Court throws out Iraq vet’s foreclosure after bank missed deadline
Long Island Foreclosure Statute of Limitations
An appellate panel’s decision allows a Central Islip couple to keep their home, ‘free and clear’ of its mortgage.
Chris and Barbara Joseph at their home in Central Islip on Friday. The couple won their 12-year battle to save their home when the appellate division of the state Supreme Court threw out the foreclosure case against them. Story by By Maura McDermott – Photo Credit: Newsday / Alejandra Villa
A Central Islip military veteran and his wife won their 12-year battle to save their home when the appellate division of the state Supreme Court threw out the foreclosure case against them.
Christopher and Barbara Joseph can keep their home “free and clear” of its mortgage now that a four-judge appellate panel ruled in their favor, said Ivan Young, the Josephs’ attorney.
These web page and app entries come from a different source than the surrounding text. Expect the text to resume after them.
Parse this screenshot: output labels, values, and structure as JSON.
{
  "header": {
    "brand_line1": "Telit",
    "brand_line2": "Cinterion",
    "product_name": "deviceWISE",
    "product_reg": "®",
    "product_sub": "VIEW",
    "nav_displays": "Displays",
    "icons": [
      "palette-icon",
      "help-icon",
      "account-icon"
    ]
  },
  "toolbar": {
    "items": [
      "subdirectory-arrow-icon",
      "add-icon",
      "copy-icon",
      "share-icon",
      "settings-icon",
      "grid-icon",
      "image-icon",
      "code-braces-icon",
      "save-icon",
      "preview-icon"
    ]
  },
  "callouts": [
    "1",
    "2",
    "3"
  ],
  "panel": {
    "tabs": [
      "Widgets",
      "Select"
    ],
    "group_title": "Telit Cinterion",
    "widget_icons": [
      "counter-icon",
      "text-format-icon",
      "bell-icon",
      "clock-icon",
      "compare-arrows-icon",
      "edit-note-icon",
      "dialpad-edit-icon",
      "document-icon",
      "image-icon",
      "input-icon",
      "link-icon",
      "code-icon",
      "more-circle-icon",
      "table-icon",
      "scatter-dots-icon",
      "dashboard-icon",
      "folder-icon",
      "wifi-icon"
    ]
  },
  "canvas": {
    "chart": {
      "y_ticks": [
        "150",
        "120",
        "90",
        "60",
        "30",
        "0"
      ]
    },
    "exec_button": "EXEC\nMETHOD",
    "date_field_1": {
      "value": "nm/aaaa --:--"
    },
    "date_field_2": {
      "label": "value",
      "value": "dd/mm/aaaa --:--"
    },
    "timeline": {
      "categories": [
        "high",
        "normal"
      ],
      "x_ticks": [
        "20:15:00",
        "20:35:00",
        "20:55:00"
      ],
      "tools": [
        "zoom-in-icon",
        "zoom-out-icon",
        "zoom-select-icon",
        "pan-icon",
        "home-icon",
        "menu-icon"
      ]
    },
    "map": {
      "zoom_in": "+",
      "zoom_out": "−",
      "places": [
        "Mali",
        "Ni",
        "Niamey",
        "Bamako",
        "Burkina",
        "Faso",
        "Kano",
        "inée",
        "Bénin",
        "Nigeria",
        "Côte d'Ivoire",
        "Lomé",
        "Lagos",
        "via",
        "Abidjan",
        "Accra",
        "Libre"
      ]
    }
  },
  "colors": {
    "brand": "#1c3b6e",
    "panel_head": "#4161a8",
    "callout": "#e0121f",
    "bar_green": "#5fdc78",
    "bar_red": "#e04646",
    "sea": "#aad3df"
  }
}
The judges unanimously overturned a lower court’s decision on Thursday, finding that their lender, U.S. Bank National Association, missed the state’s six-year deadline to file its second foreclosure lawsuit, court papers show.
“It’s a big weight off my shoulders, a big relief,” Christopher, 55, said in a telephone interview from his home. “It’s taken a lot of stress and pressure off us.”
Roughly a decade after the mortgage meltdown, a small but growing number of homeowners are winning foreclosure cases because the original lawsuits against them were deeply flawed and were dismissed by judges. In some instances, by the time lenders got around to filing new cases, the six-year deadline — which started running when the lender called in the full amount of the loan when it first foreclosed — had already passed.
Young said he has more than 30 clients seeking to get their foreclosure cases thrown out because the deadline has passed. Last year, the Appellate Division ruled in favor of his clients Sound Beach homeowners Fred and Theresa Tovar in a similar case.
The Josephs’ original foreclosure case dates back more than a decade. Christopher, who was deployed to Iraq as an Army staff sergeant repairing military vehicles in 2002, suffered a back injury when he leapt from a military truck under enemy fire. Upon his return he got a job preparing military trucks for combat, but his injuries made it impossible to perform the demanding physical labor, and he lost the job, he said. The couple fell behind on their mortgage payments and in 2006 their lender sued to foreclose.
The pair, who have three grown daughters, pulled more than $18,000 from their savings and the college fund of their youngest daughter, and they tried to negotiate a loan modification, but the mortgage company kept rejecting their applications, said Barbara, 51, who works as a teacher’s assistant.
Original article link: https://www.newsday.com/business/foreclosure-wells-fargo-deadline-1.17757711